RECORDS SHOWN: Begin

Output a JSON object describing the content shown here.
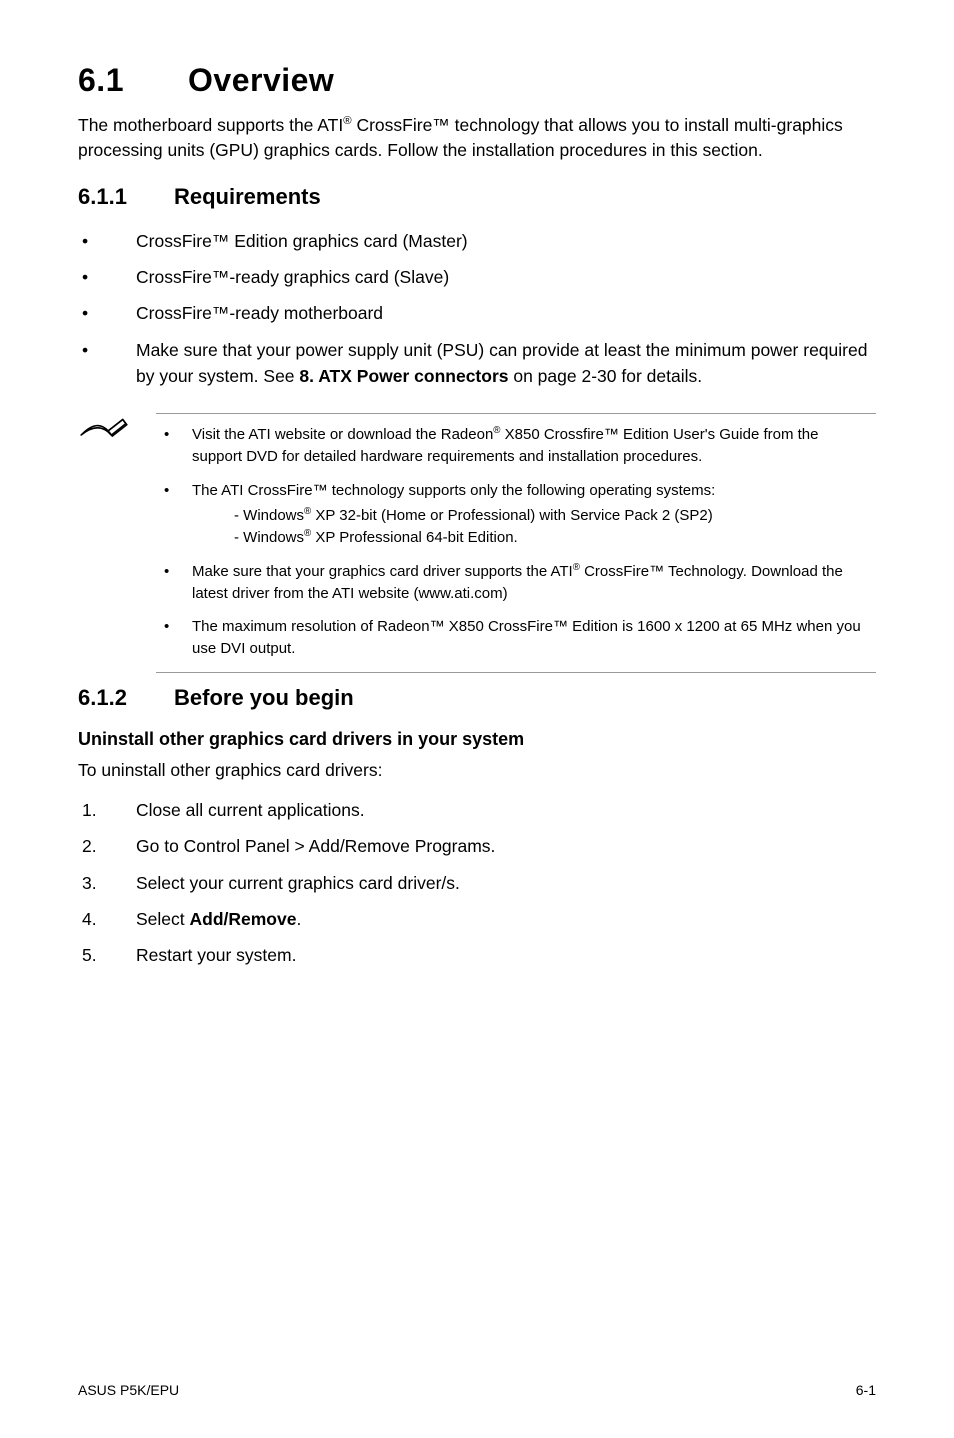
{
  "section": {
    "number": "6.1",
    "title": "Overview",
    "intro_pre": "The motherboard supports the ATI",
    "intro_sup": "®",
    "intro_post": " CrossFire™ technology that allows you to install multi-graphics processing units (GPU) graphics cards. Follow the installation procedures in this section."
  },
  "sub1": {
    "number": "6.1.1",
    "title": "Requirements",
    "bullets": [
      "CrossFire™ Edition graphics card (Master)",
      "CrossFire™-ready graphics card (Slave)",
      "CrossFire™-ready motherboard"
    ],
    "bullet4_pre": "Make sure that your power supply unit (PSU) can provide at least the minimum power required by your system. See ",
    "bullet4_bold": "8. ATX Power connectors",
    "bullet4_post": " on page 2-30 for details."
  },
  "note": {
    "item1_pre": "Visit the ATI website or download the Radeon",
    "item1_sup": "®",
    "item1_post": " X850 Crossfire™ Edition User's Guide from the support DVD for detailed hardware requirements and installation procedures.",
    "item2": "The ATI CrossFire™ technology supports only the following operating systems:",
    "item2_sub1_pre": "- Windows",
    "item2_sub1_sup": "®",
    "item2_sub1_post": " XP 32-bit  (Home or Professional) with Service   Pack 2 (SP2)",
    "item2_sub2_pre": "- Windows",
    "item2_sub2_sup": "®",
    "item2_sub2_post": " XP Professional 64-bit Edition.",
    "item3_pre": "Make sure that your graphics card driver supports the ATI",
    "item3_sup": "®",
    "item3_post": " CrossFire™ Technology. Download the latest driver from the ATI website (www.ati.com)",
    "item4": "The maximum resolution of Radeon™ X850 CrossFire™ Edition is 1600 x 1200 at 65 MHz when you use DVI output."
  },
  "sub2": {
    "number": "6.1.2",
    "title": "Before you begin",
    "heading": "Uninstall other graphics card drivers in your system",
    "lead": "To uninstall other graphics card drivers:",
    "steps": {
      "s1": "Close all current applications.",
      "s2": "Go to Control Panel > Add/Remove Programs.",
      "s3": "Select your current graphics card driver/s.",
      "s4_pre": "Select ",
      "s4_bold": "Add/Remove",
      "s4_post": ".",
      "s5": "Restart your system."
    }
  },
  "footer": {
    "left": "ASUS P5K/EPU",
    "right": "6-1"
  }
}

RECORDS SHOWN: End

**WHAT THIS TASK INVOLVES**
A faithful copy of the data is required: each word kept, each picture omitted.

**OUTPUT FOR THIS TASK**
Output a JSON object describing the content shown here.
{
  "section": {
    "number": "6.1",
    "title": "Overview",
    "intro_pre": "The motherboard supports the ATI",
    "intro_sup": "®",
    "intro_post": " CrossFire™ technology that allows you to install multi-graphics processing units (GPU) graphics cards. Follow the installation procedures in this section."
  },
  "sub1": {
    "number": "6.1.1",
    "title": "Requirements",
    "bullets": [
      "CrossFire™ Edition graphics card (Master)",
      "CrossFire™-ready graphics card (Slave)",
      "CrossFire™-ready motherboard"
    ],
    "bullet4_pre": "Make sure that your power supply unit (PSU) can provide at least the minimum power required by your system. See ",
    "bullet4_bold": "8. ATX Power connectors",
    "bullet4_post": " on page 2-30 for details."
  },
  "note": {
    "item1_pre": "Visit the ATI website or download the Radeon",
    "item1_sup": "®",
    "item1_post": " X850 Crossfire™ Edition User's Guide from the support DVD for detailed hardware requirements and installation procedures.",
    "item2": "The ATI CrossFire™ technology supports only the following operating systems:",
    "item2_sub1_pre": "- Windows",
    "item2_sub1_sup": "®",
    "item2_sub1_post": " XP 32-bit  (Home or Professional) with Service   Pack 2 (SP2)",
    "item2_sub2_pre": "- Windows",
    "item2_sub2_sup": "®",
    "item2_sub2_post": " XP Professional 64-bit Edition.",
    "item3_pre": "Make sure that your graphics card driver supports the ATI",
    "item3_sup": "®",
    "item3_post": " CrossFire™ Technology. Download the latest driver from the ATI website (www.ati.com)",
    "item4": "The maximum resolution of Radeon™ X850 CrossFire™ Edition is 1600 x 1200 at 65 MHz when you use DVI output."
  },
  "sub2": {
    "number": "6.1.2",
    "title": "Before you begin",
    "heading": "Uninstall other graphics card drivers in your system",
    "lead": "To uninstall other graphics card drivers:",
    "steps": {
      "s1": "Close all current applications.",
      "s2": "Go to Control Panel > Add/Remove Programs.",
      "s3": "Select your current graphics card driver/s.",
      "s4_pre": "Select ",
      "s4_bold": "Add/Remove",
      "s4_post": ".",
      "s5": "Restart your system."
    }
  },
  "footer": {
    "left": "ASUS P5K/EPU",
    "right": "6-1"
  }
}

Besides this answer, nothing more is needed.